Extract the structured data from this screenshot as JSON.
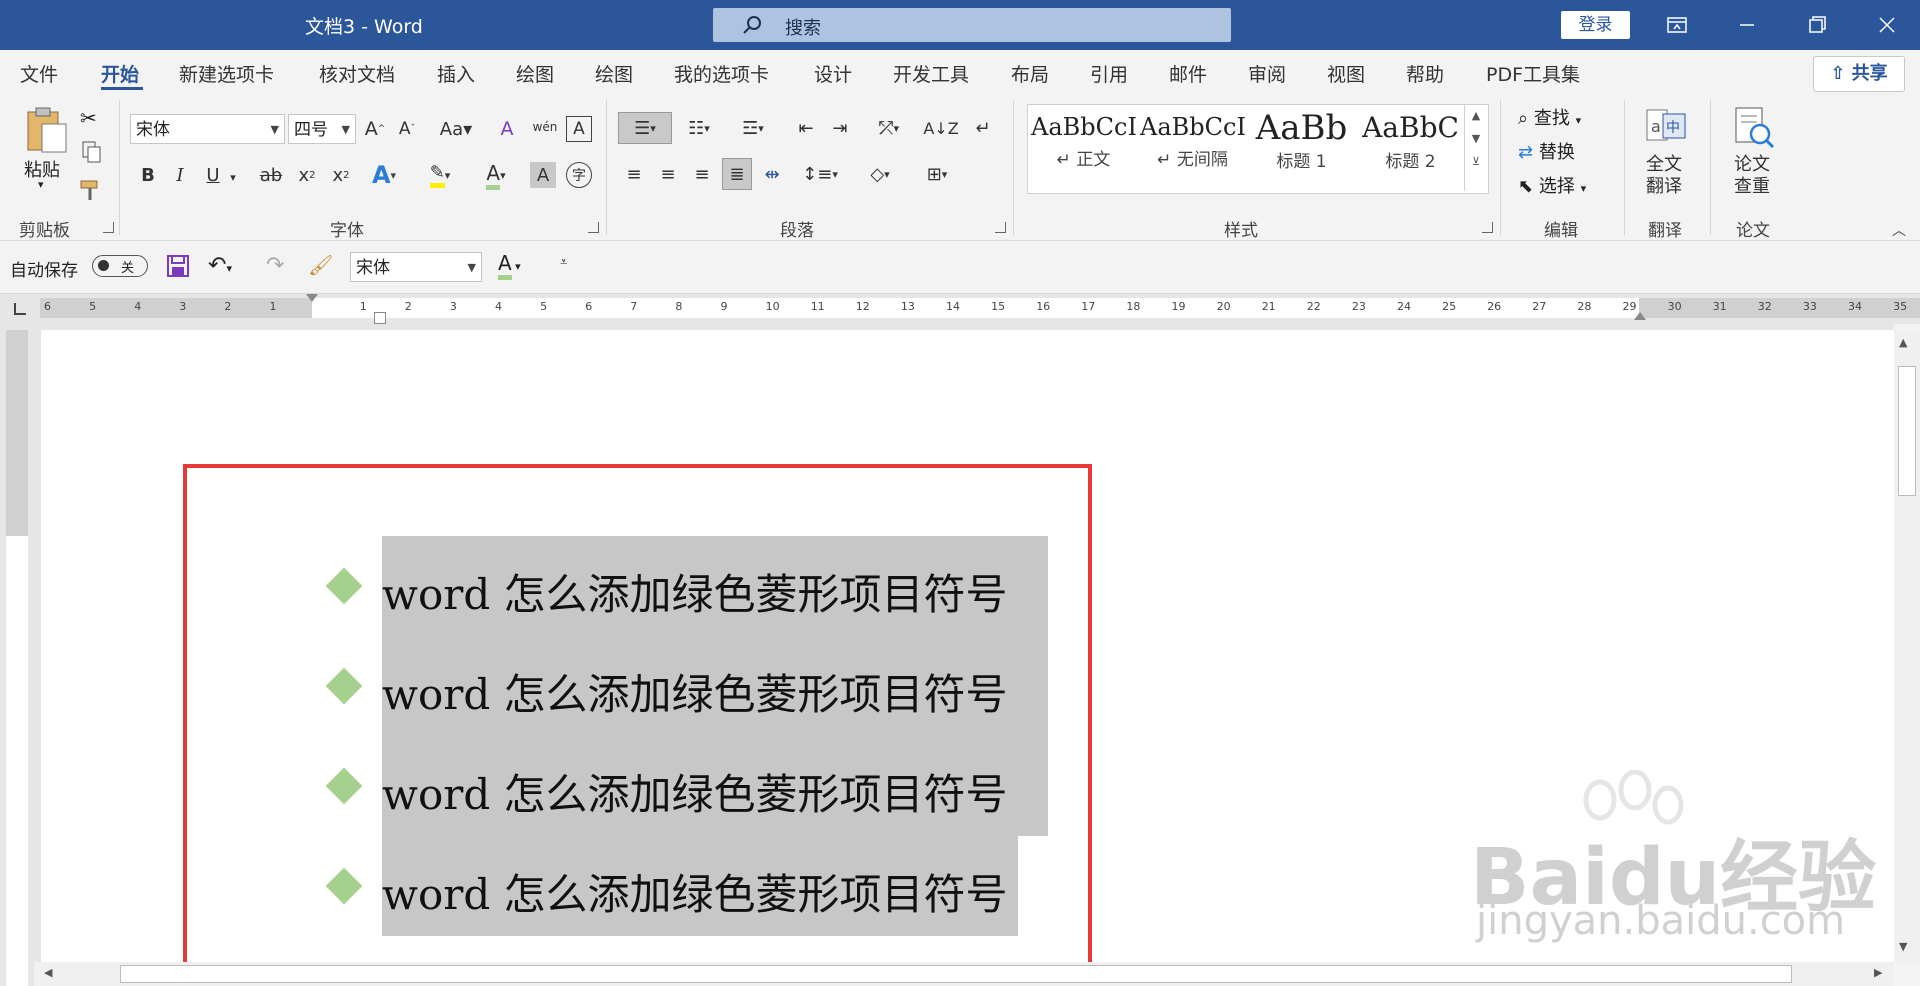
{
  "titlebar": {
    "title": "文档3  -  Word",
    "search_placeholder": "搜索",
    "login": "登录"
  },
  "tabs": [
    {
      "label": "文件"
    },
    {
      "label": "开始"
    },
    {
      "label": "新建选项卡"
    },
    {
      "label": "核对文档"
    },
    {
      "label": "插入"
    },
    {
      "label": "绘图"
    },
    {
      "label": "绘图"
    },
    {
      "label": "我的选项卡"
    },
    {
      "label": "设计"
    },
    {
      "label": "开发工具"
    },
    {
      "label": "布局"
    },
    {
      "label": "引用"
    },
    {
      "label": "邮件"
    },
    {
      "label": "审阅"
    },
    {
      "label": "视图"
    },
    {
      "label": "帮助"
    },
    {
      "label": "PDF工具集"
    }
  ],
  "share": "共享",
  "ribbon": {
    "clipboard": {
      "paste": "粘贴",
      "label": "剪贴板"
    },
    "font": {
      "name": "宋体",
      "size": "四号",
      "label": "字体"
    },
    "paragraph": {
      "label": "段落"
    },
    "styles": {
      "label": "样式",
      "items": [
        {
          "sample": "AaBbCcI",
          "name": "正文"
        },
        {
          "sample": "AaBbCcI",
          "name": "无间隔"
        },
        {
          "sample": "AaBb",
          "name": "标题 1"
        },
        {
          "sample": "AaBbC",
          "name": "标题 2"
        }
      ]
    },
    "editing": {
      "find": "查找",
      "replace": "替换",
      "select": "选择",
      "label": "编辑"
    },
    "translate": {
      "line1": "全文",
      "line2": "翻译",
      "label": "翻译"
    },
    "paper": {
      "line1": "论文",
      "line2": "查重",
      "label": "论文"
    }
  },
  "qat": {
    "autosave": "自动保存",
    "toggle": "关",
    "font": "宋体"
  },
  "ruler_numbers": [
    "6",
    "5",
    "4",
    "3",
    "2",
    "1",
    "",
    "1",
    "2",
    "3",
    "4",
    "5",
    "6",
    "7",
    "8",
    "9",
    "10",
    "11",
    "12",
    "13",
    "14",
    "15",
    "16",
    "17",
    "18",
    "19",
    "20",
    "21",
    "22",
    "23",
    "24",
    "25",
    "26",
    "27",
    "28",
    "29",
    "30",
    "31",
    "32",
    "33",
    "34",
    "35"
  ],
  "document": {
    "lines": [
      "word 怎么添加绿色菱形项目符号",
      "word 怎么添加绿色菱形项目符号",
      "word 怎么添加绿色菱形项目符号",
      "word 怎么添加绿色菱形项目符号"
    ],
    "bullet_color": "#a6d08e",
    "highlight_color": "#c7c7c7",
    "frame_color": "#e53935"
  },
  "watermark": {
    "brand": "Baidu经验",
    "url": "jingyan.baidu.com"
  }
}
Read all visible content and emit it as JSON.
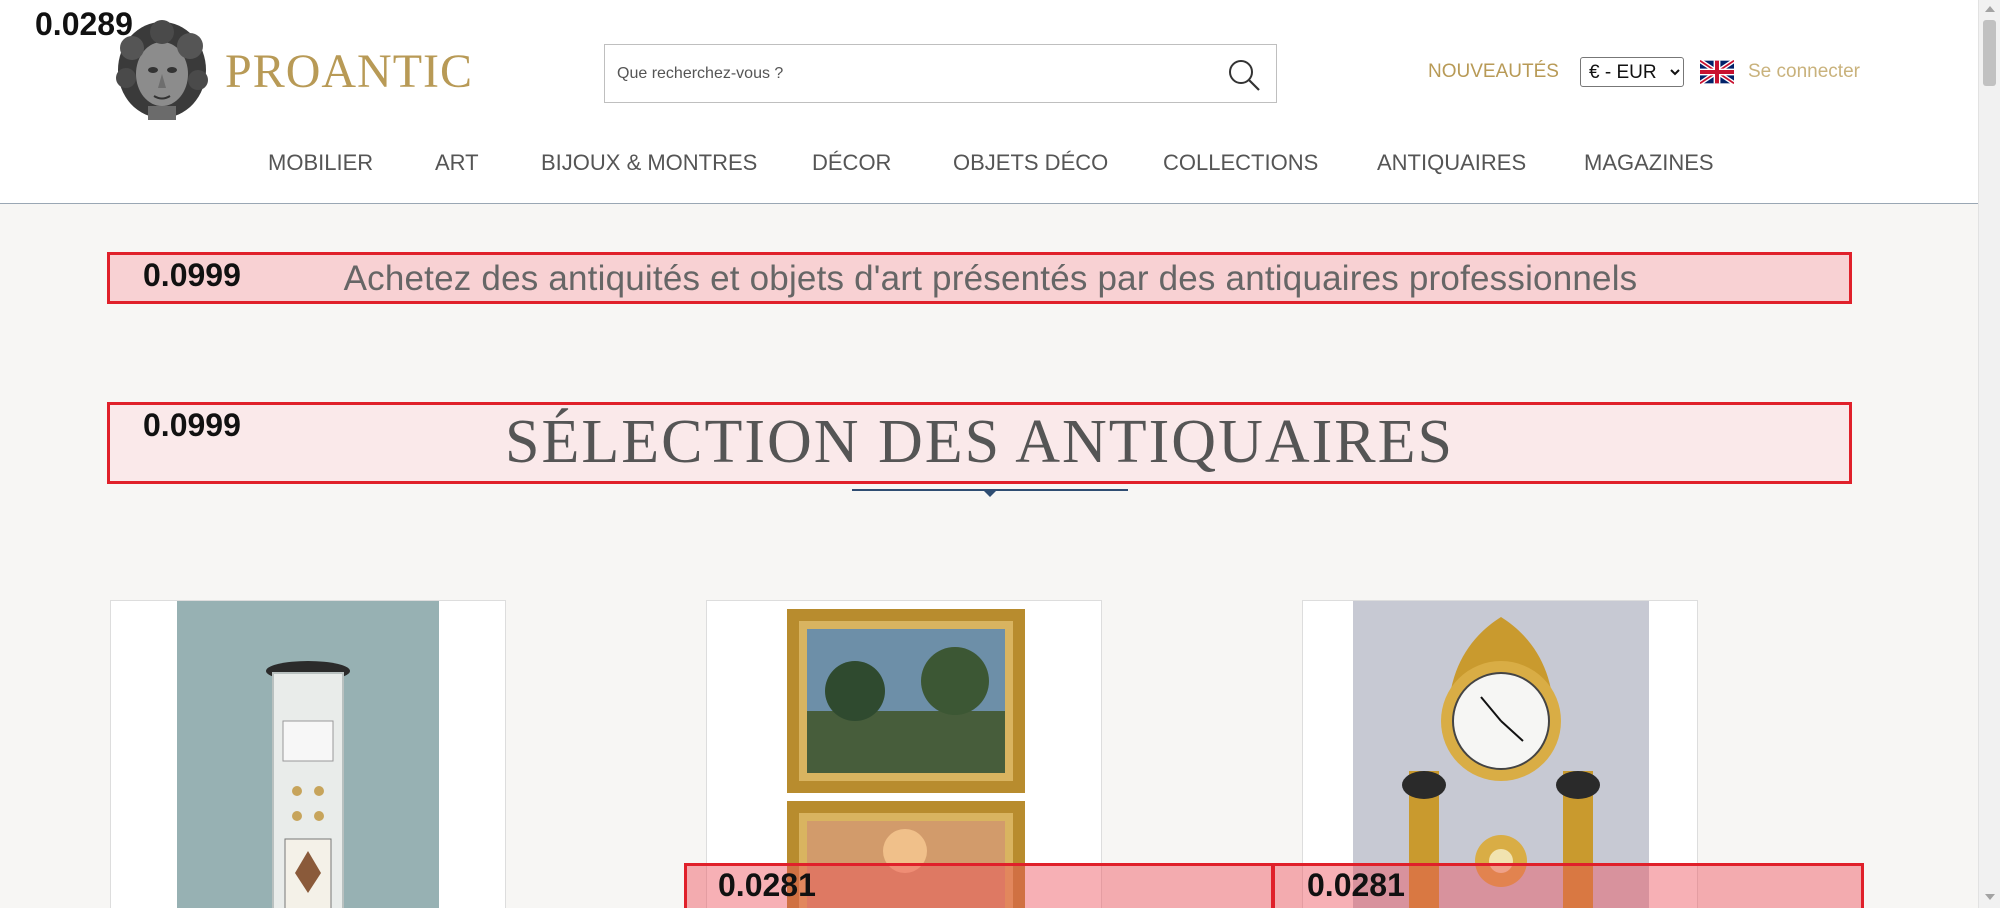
{
  "overlay_scores": {
    "top_left": "0.0289",
    "tagline": "0.0999",
    "section": "0.0999",
    "card2_band": "0.0281",
    "card3_band": "0.0281"
  },
  "header": {
    "brand": "PROANTIC",
    "search_placeholder": "Que recherchez-vous ?",
    "nouveautes": "NOUVEAUTÉS",
    "currency_selected": "€ - EUR",
    "login": "Se connecter"
  },
  "nav": {
    "items": [
      "MOBILIER",
      "ART",
      "BIJOUX & MONTRES",
      "DÉCOR",
      "OBJETS DÉCO",
      "COLLECTIONS",
      "ANTIQUAIRES",
      "MAGAZINES"
    ]
  },
  "main": {
    "tagline": "Achetez des antiquités et objets d'art présentés par des antiquaires professionnels",
    "section_title": "SÉLECTION DES ANTIQUAIRES"
  },
  "icons": {
    "logo": "bust-logo-icon",
    "search": "search-icon",
    "flag": "uk-flag-icon"
  },
  "colors": {
    "brand_gold": "#b89a56",
    "highlight_red": "#e0202a",
    "divider_blue": "#2e4d72"
  }
}
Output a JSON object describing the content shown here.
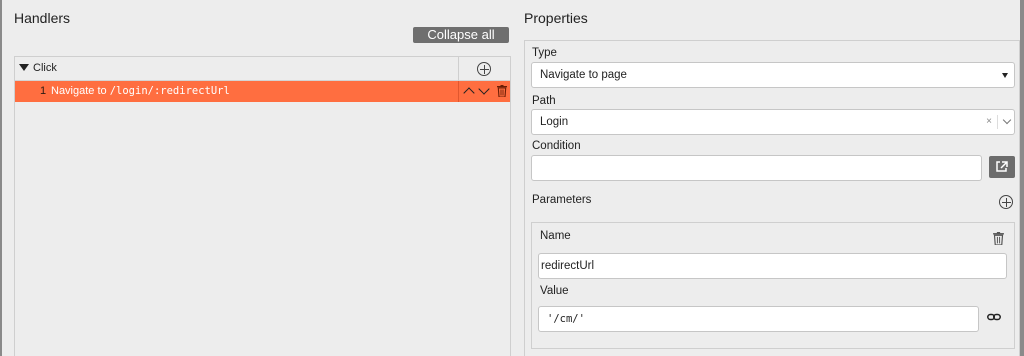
{
  "handlers": {
    "title": "Handlers",
    "collapse_label": "Collapse all",
    "event": {
      "label": "Click"
    },
    "actions": [
      {
        "index": "1",
        "label": "Navigate to",
        "path": "/login/:redirectUrl"
      }
    ]
  },
  "properties": {
    "title": "Properties",
    "type": {
      "label": "Type",
      "value": "Navigate to page"
    },
    "path": {
      "label": "Path",
      "value": "Login",
      "clear": "×"
    },
    "condition": {
      "label": "Condition",
      "value": ""
    },
    "parameters": {
      "label": "Parameters",
      "items": [
        {
          "name_label": "Name",
          "name_value": "redirectUrl",
          "value_label": "Value",
          "value_value": "'/cm/'"
        }
      ]
    }
  },
  "colors": {
    "selected_row": "#ff6e40",
    "button_bg": "#6f6f6f"
  },
  "icons": [
    "triangle-down-icon",
    "add-circle-icon",
    "chevron-up-icon",
    "chevron-down-icon",
    "trash-icon",
    "external-link-icon",
    "link-icon"
  ]
}
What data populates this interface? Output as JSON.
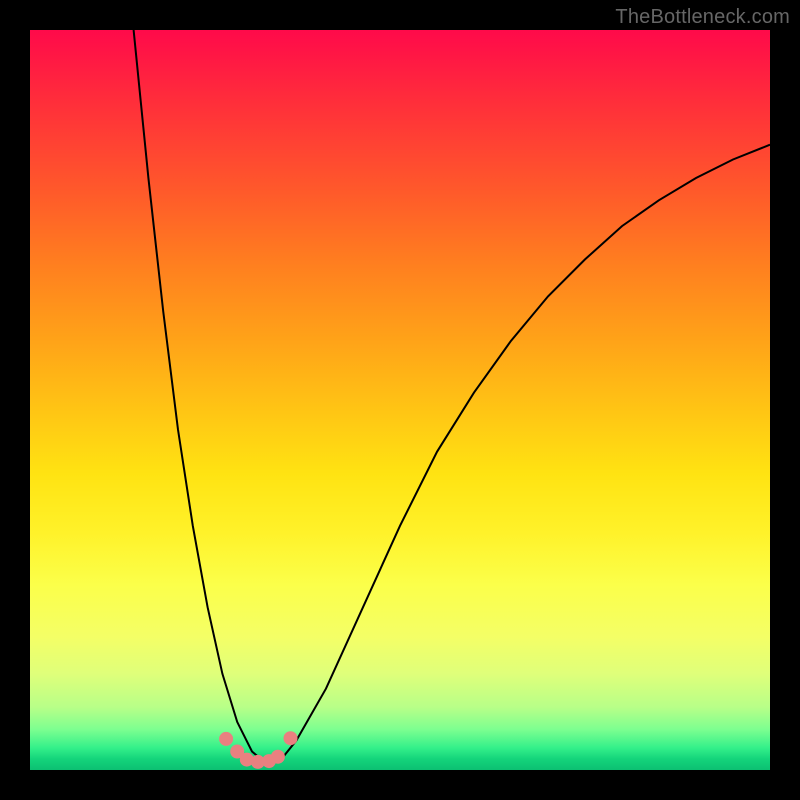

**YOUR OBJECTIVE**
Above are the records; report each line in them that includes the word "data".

**EXPECTED ANSWER**
Extract the structured data from this screenshot as JSON.
What data populates this interface? Output as JSON.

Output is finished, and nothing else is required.